November 23, 2022
1:00pm – 5:00pm (EDT)

MOTION 3:       CHRT  

  1. The Executive Committee reaffirm its desire and advocacy to date that all victims of Canada’s discrimination receive the payment of just compensation.
  2. The Executive Committee direct Legal Counsel to seek a Judicial Review of the CHRT’s decision on the Final Settlement Agreement on Compensation to address precedential errors made by the CHRT that will have an adverse impact on First Nations involved in human rights disputes.
  3. The Executive Committee uphold free, prior and informed consent when dealing internally with member First Nations, but direct Legal Counsel to seek a Judicial Review of the CHRT’s misinterpretation of the application of Free Prior and Informed Consent as it relates to the final settlement agreement on compensation.
  4. The Executive Committee direct that counsel engage in a dual track process whereby the judicial review is filed and negotiations continue.
  5. Every effort be made to pay compensation forthwith to those uncontentious classes of victims such as the removed class who may benefit from compensation at this time, while discussions or litigation continue for those groups that remain contested.

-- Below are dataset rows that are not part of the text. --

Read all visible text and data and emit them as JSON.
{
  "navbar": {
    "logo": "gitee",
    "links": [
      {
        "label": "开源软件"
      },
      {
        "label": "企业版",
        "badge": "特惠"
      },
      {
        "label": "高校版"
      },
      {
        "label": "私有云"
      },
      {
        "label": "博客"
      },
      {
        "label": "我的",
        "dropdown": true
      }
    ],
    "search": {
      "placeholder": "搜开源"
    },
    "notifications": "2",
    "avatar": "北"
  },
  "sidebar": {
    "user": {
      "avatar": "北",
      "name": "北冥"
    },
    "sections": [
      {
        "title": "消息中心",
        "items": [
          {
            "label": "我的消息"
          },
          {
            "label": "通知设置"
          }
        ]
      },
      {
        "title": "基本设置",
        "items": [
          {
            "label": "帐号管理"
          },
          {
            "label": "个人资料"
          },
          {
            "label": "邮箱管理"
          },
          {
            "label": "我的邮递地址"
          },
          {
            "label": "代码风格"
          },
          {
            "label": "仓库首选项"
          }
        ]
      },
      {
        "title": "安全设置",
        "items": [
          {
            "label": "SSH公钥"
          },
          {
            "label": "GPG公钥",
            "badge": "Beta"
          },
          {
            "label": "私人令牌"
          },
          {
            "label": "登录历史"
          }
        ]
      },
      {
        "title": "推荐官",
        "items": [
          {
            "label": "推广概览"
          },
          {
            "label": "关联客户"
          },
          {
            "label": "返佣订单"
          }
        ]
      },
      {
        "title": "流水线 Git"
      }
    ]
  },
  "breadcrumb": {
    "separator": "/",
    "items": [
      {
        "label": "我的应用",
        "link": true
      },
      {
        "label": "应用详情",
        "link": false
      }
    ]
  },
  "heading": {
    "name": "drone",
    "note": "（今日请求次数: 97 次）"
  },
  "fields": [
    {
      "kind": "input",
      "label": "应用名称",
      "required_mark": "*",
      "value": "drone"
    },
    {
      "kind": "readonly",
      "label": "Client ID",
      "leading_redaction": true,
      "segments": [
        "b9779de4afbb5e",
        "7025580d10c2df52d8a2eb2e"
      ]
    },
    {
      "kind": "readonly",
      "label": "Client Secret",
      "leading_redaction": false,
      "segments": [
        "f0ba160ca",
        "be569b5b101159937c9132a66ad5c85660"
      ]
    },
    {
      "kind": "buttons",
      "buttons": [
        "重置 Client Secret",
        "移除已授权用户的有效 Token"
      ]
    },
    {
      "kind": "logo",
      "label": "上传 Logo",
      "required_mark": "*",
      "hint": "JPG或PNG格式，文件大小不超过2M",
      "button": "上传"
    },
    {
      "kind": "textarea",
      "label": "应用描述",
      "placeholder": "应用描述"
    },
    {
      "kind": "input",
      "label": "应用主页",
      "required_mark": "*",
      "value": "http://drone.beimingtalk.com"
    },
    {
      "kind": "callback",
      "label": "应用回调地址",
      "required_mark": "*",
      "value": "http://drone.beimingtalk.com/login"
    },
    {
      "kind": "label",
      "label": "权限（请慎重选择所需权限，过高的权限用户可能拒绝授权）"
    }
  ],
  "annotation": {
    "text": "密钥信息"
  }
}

MOVED:            Regional Chief Joanna Bernard
SECONDED:     Chief Darlene Bernard
Opposed:          none
Abstentions:    Regional Chief Terry Teegee
Regional Chief Kluane Adamek
Regional Chief Bobby Cameron
Regional Chief Gerald Antoine
MOTION:           Carried

Sid LeeUpdate on Compensation and Long-Term Reform to the First Nations Child and Family Services Program and Jordan’s Principle